This is a view looking down Rue du Docteur Vuillieme, by its junction with Rue du Val in Meudon showing the viaduct in the distance. The building at the far end of the road (with its dormer windows) is the one seen in Kertész’s picture. Google Streets.

Rue du Docteur Vuillieme in Meudon showing a closer up view of the location where André Kertész took his famous photograph; The actual site is further down the road and is marked with a re circle.

A crop showing the other end of Rue du Docteur Vuillieme. The red circle is roughly where Kertész would have stood whilst taking his famous picture. Google Streets.

For comparison with the previous two pictures looking down Rue du Docteur Vuillieme, this is a low-res view of Kertész’s famous 1928 photograph.

Meudon revisited 2024

The above is the 2013 post as it looked then. The 2024 additions are in this section onward. The low-res image is actually a later one with better quality from Twitter/X in September 2023 as the earlier one was rather low-res in fact! If one clicks on the link a high-res image will be available.

The famous Meudon viaduct was first discussed in 2012 as part of an essay for a photography diploma that I was doing, discussing various early 20th Century photographers such as Coburn, Hoppé and Kertész. Naturally all of these have done railway themed photographs at one time or another. I discussed Coburn in a post some years back with some pictures he took of the Snowdon Mountain Railway in the 1920s. As for Hoppé he’s been revisited twice in regards to his British Museum tube station photograph of 1937.

In January 2013 my essay brief on Meudon became what would be one of my earliest blog posts with pictures from Google Streets, hence the title ‘Revisiting Meudon.’ In fact this was my first railway themed post, quickly followed by some short ones on London Underground’s 150th anniversary which was current at the time.
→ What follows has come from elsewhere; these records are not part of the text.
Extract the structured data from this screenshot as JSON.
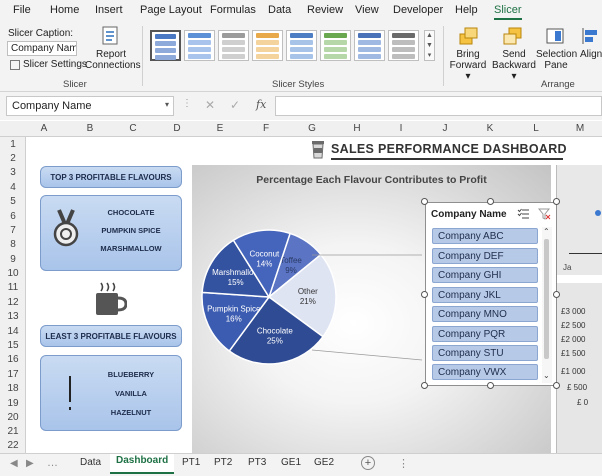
{
  "menu": [
    "File",
    "Home",
    "Insert",
    "Page Layout",
    "Formulas",
    "Data",
    "Review",
    "View",
    "Developer",
    "Help",
    "Slicer"
  ],
  "ribbon": {
    "slicer_caption_label": "Slicer Caption:",
    "slicer_caption_value": "Company Name",
    "slicer_settings": "Slicer Settings",
    "report_connections_1": "Report",
    "report_connections_2": "Connections",
    "group_slicer": "Slicer",
    "group_styles": "Slicer Styles",
    "bring_forward_1": "Bring",
    "bring_forward_2": "Forward",
    "send_backward_1": "Send",
    "send_backward_2": "Backward",
    "selection_pane_1": "Selection",
    "selection_pane_2": "Pane",
    "align": "Align",
    "group_arrange": "Arrange"
  },
  "formula_bar": {
    "name_box": "Company Name",
    "fx": "fx"
  },
  "columns": [
    "A",
    "B",
    "C",
    "D",
    "E",
    "F",
    "G",
    "H",
    "I",
    "J",
    "K",
    "L",
    "M"
  ],
  "rows": [
    "1",
    "2",
    "3",
    "4",
    "5",
    "6",
    "7",
    "8",
    "9",
    "10",
    "11",
    "12",
    "13",
    "14",
    "15",
    "16",
    "17",
    "18",
    "19",
    "20",
    "21",
    "22"
  ],
  "dashboard": {
    "title": "SALES PERFORMANCE DASHBOARD",
    "top3_title": "TOP 3 PROFITABLE FLAVOURS",
    "top3": [
      "CHOCOLATE",
      "PUMPKIN SPICE",
      "MARSHMALLOW"
    ],
    "least3_title": "LEAST 3 PROFITABLE FLAVOURS",
    "least3": [
      "BLUEBERRY",
      "VANILLA",
      "HAZELNUT"
    ],
    "right_partial_label": "Ja",
    "right_axis": [
      "£3 000",
      "£2 500",
      "£2 000",
      "£1 500",
      "£1 000",
      "£ 500",
      "£ 0"
    ]
  },
  "chart_data": {
    "type": "pie",
    "title": "Percentage Each Flavour Contributes to Profit",
    "slices": [
      {
        "label": "Toffee",
        "value": 9,
        "color": "#5b74c4"
      },
      {
        "label": "Other",
        "value": 21,
        "color": "#dfe4f3"
      },
      {
        "label": "Chocolate",
        "value": 25,
        "color": "#2f4b93"
      },
      {
        "label": "Pumpkin Spice",
        "value": 16,
        "color": "#3c5cb1"
      },
      {
        "label": "Marshmallow",
        "value": 15,
        "color": "#33529f"
      },
      {
        "label": "Coconut",
        "value": 14,
        "color": "#4564bb"
      }
    ]
  },
  "slicer": {
    "title": "Company Name",
    "items": [
      "Company ABC",
      "Company DEF",
      "Company GHI",
      "Company JKL",
      "Company MNO",
      "Company PQR",
      "Company STU",
      "Company VWX"
    ]
  },
  "sheet_tabs": [
    "Data",
    "Dashboard",
    "PT1",
    "PT2",
    "PT3",
    "GE1",
    "GE2"
  ],
  "colors": {
    "accent": "#1e7145",
    "box_fill": "#b6cdee",
    "pie_dark": "#2f4b93"
  }
}
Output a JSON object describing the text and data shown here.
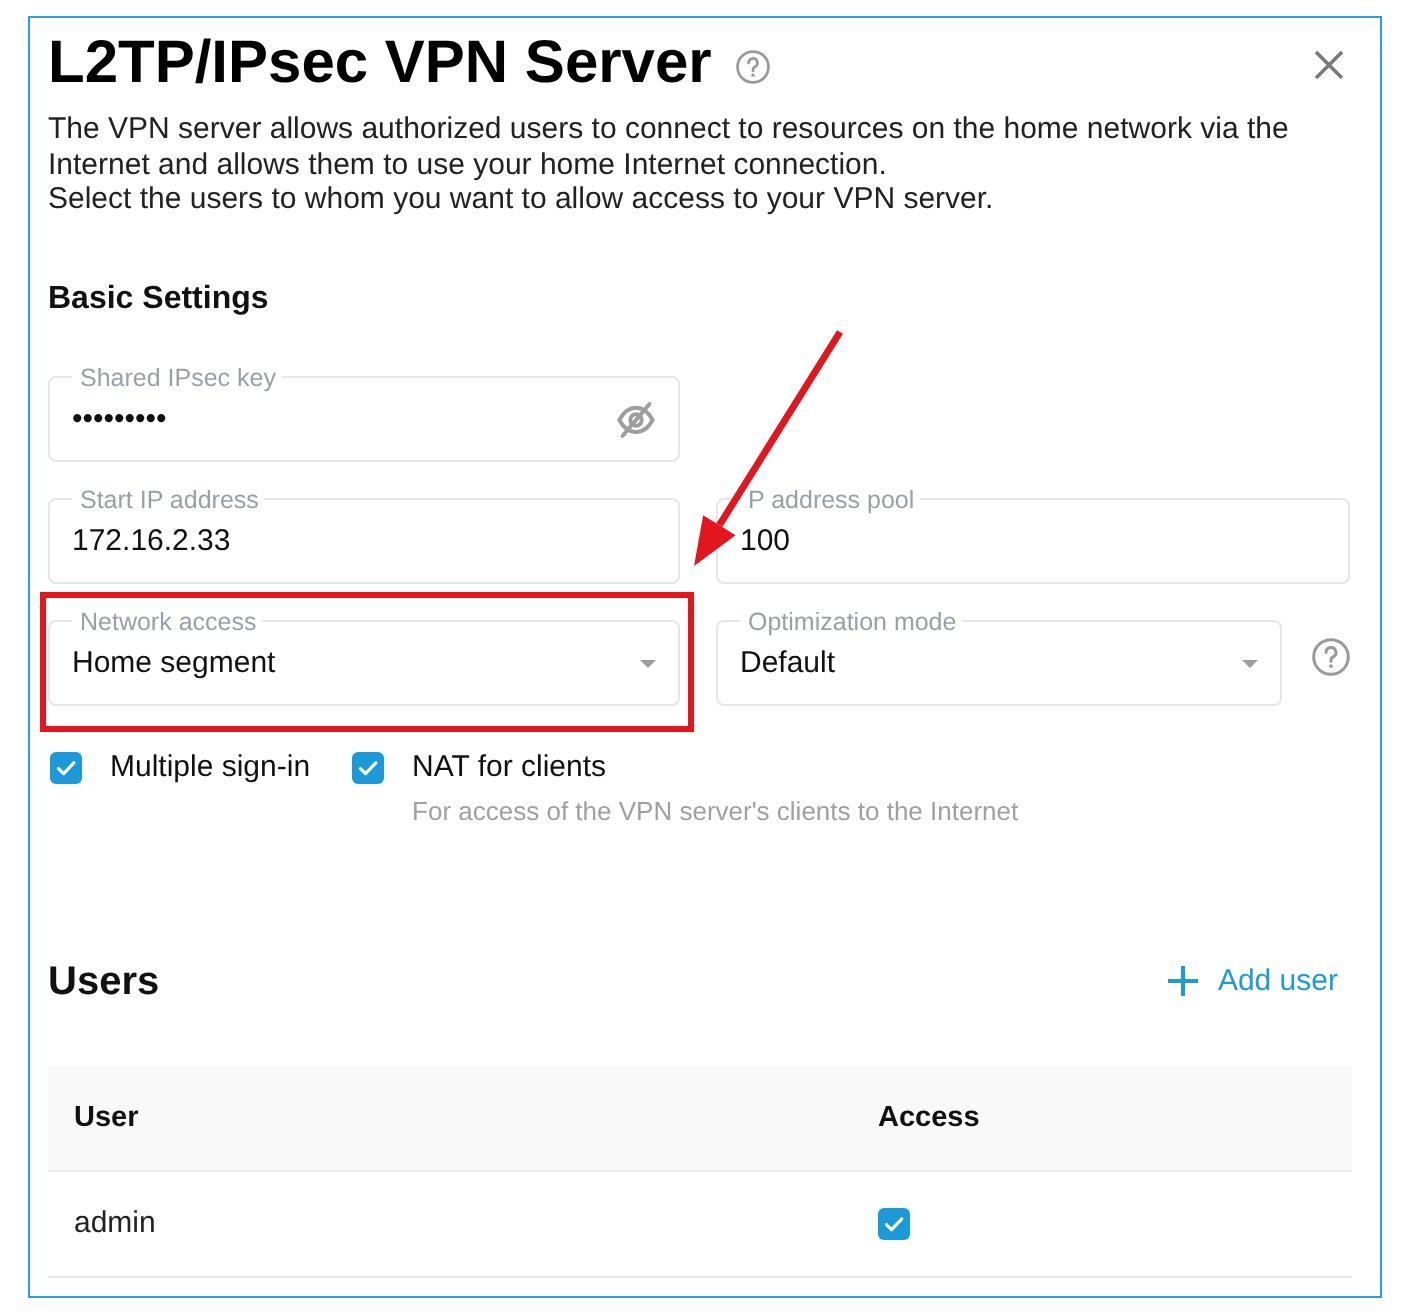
{
  "dialog": {
    "title": "L2TP/IPsec VPN Server",
    "description": [
      "The VPN server allows authorized users to connect to resources on the home network via the Internet and allows them to use your home Internet connection.",
      "Select the users to whom you want to allow access to your VPN server."
    ]
  },
  "basic_settings": {
    "heading": "Basic Settings",
    "rows": [
      [
        {
          "kind": "password",
          "label": "Shared IPsec key",
          "value": "•••••••••",
          "highlighted": false,
          "help": false
        }
      ],
      [
        {
          "kind": "text",
          "label": "Start IP address",
          "value": "172.16.2.33",
          "highlighted": false,
          "help": false
        },
        {
          "kind": "text",
          "label": "P address pool",
          "value": "100",
          "highlighted": false,
          "help": false
        }
      ],
      [
        {
          "kind": "select",
          "label": "Network access",
          "value": "Home segment",
          "highlighted": true,
          "help": false
        },
        {
          "kind": "select",
          "label": "Optimization mode",
          "value": "Default",
          "highlighted": false,
          "help": true
        }
      ]
    ],
    "options": [
      {
        "label": "Multiple sign-in",
        "checked": true
      },
      {
        "label": "NAT for clients",
        "checked": true,
        "hint": "For access of the VPN server's clients to the Internet"
      }
    ]
  },
  "users": {
    "heading": "Users",
    "add_button": "Add user",
    "columns": [
      "User",
      "Access"
    ],
    "rows": [
      {
        "user": "admin",
        "access": true
      }
    ]
  },
  "annotations": [
    {
      "kind": "arrow"
    }
  ]
}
Railway themed posts on my blog totalled about six in all until 2015 when I began doing these on a regular basis, starting with the Metropolitan Railway.

At the time of writing the Meudon post (January 2013) there were no relevant Google street views, which is why I had to manage with scenes that were slightly further away than I would have liked. The earliest Google Street View that exists for Rue du Docteur Vuillieme dates from June 2013, hence I was simply five months too early in terms of Meudon!

Google’s current image at the very location Kertész took his famous photograph.

Kertész’s photograph with the steam engine wasn’t his first shot yet he wasn’t happy with it. A number of attempts were made until Kertész achieved a desired result. Histoire de la photographie.

The guy with the parcel was part of André Kertész’s attempt to create a rather foreboding image, essentially what some sources say is a work of surrealism – and which honours earlier surrealist paintings such as those by Giorgio De Chirico. It is said a Lecia was used to take the photographs.

Originally written January 2013. Updated April 2024.